### Video Transcript

Fill in the blank. The oxidation number of nitrogen is
zero in nitrogen molecules and blank in nitric acid. (A) Plus six, (B) plus five, (C)
plus three, (D) minus five, (E) minus six.

This problem is asking us to find
the oxidation number of nitrogen in nitric acid. In order to solve this problem, let
us first discuss oxidation numbers. Oxidation numbers show the degree
of oxidation of an atom in isolation or in a compound in terms of counting
electrons. Oxidation numbers tell us how many
electrons an element will gain or lose to form a bond or an ion.

Since we need to know the oxidation
number of nitrogen in nitric acid, let us write the formula for nitric acid. Nitric acid is composed of the
hydrogen ion, which has a charge of one plus, and the nitrate ion, NO3, with a
charge of one minus. We will crisscross the charge
numbers and drop the positive and negative signs of the ions. This gives us the formula of HNO3
for nitric acid.

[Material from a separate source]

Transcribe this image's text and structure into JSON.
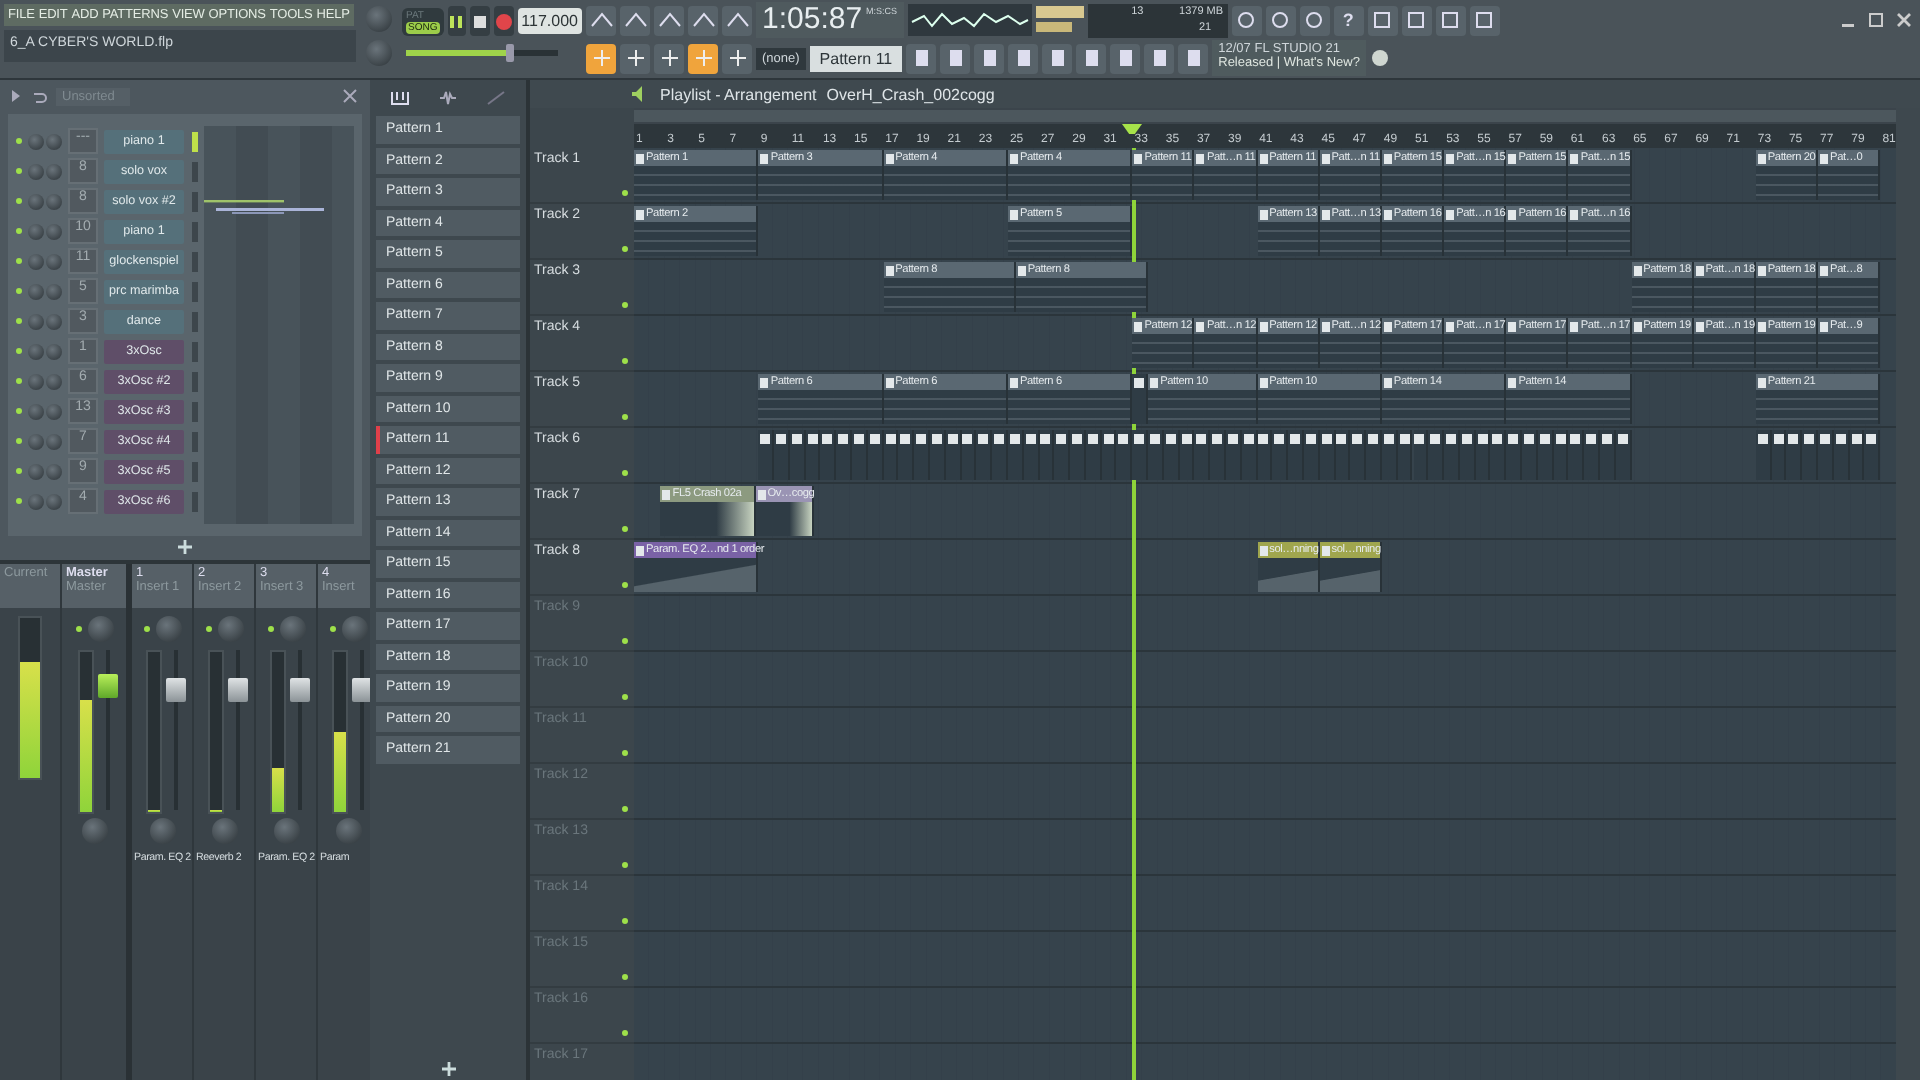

This question reminds us that
nitrogen has an oxidation number of zero in nitrogen molecules. This is because the nitrogen
molecule is solely composed of only one type of element, nitrogen. But we need to find the oxidation
number of nitrogen in HNO3, which does not have an oxidation number of zero since
the nitrogen atom is within a compound composed of more than only one type of
element. When determining the oxidation
number of an atom in a molecule, the molecule will always have a net charge of
zero.

Now, let us discuss some of the
rules for determining the oxidation numbers of elements within a compound that will
help us to answer this question. The first rule we will discuss is
the oxidation number for hydrogen in a compound is plus one. Therefore, the oxidation number of
hydrogen in nitric acid is plus one. The other rule that will assist us
is the oxidation number for oxygen in a compound is minus two. So, since there are three atoms of
oxygen in nitric acid and each oxygen atom has an oxidation number of minus two, the
overall oxidation number is minus six for oxygen.

We now know that the oxidation
numbers of hydrogen, nitrogen, and oxygen must equal zero. We can set up an equation and
substitute the known oxidation numbers, where 𝑁 is the oxidation number for
nitrogen. Therefore, one plus 𝑁 minus six
equals zero. When we solve for nitrogen’s
oxidation number in nitric acid, it is equal to plus five. Therefore, answer choices (A) plus
six, (C) plus three, (D) minus five, and (E) minus six are all incorrect. And answer choice (B) plus five is
the correct answer choice for the oxidation number of nitrogen in nitric acid.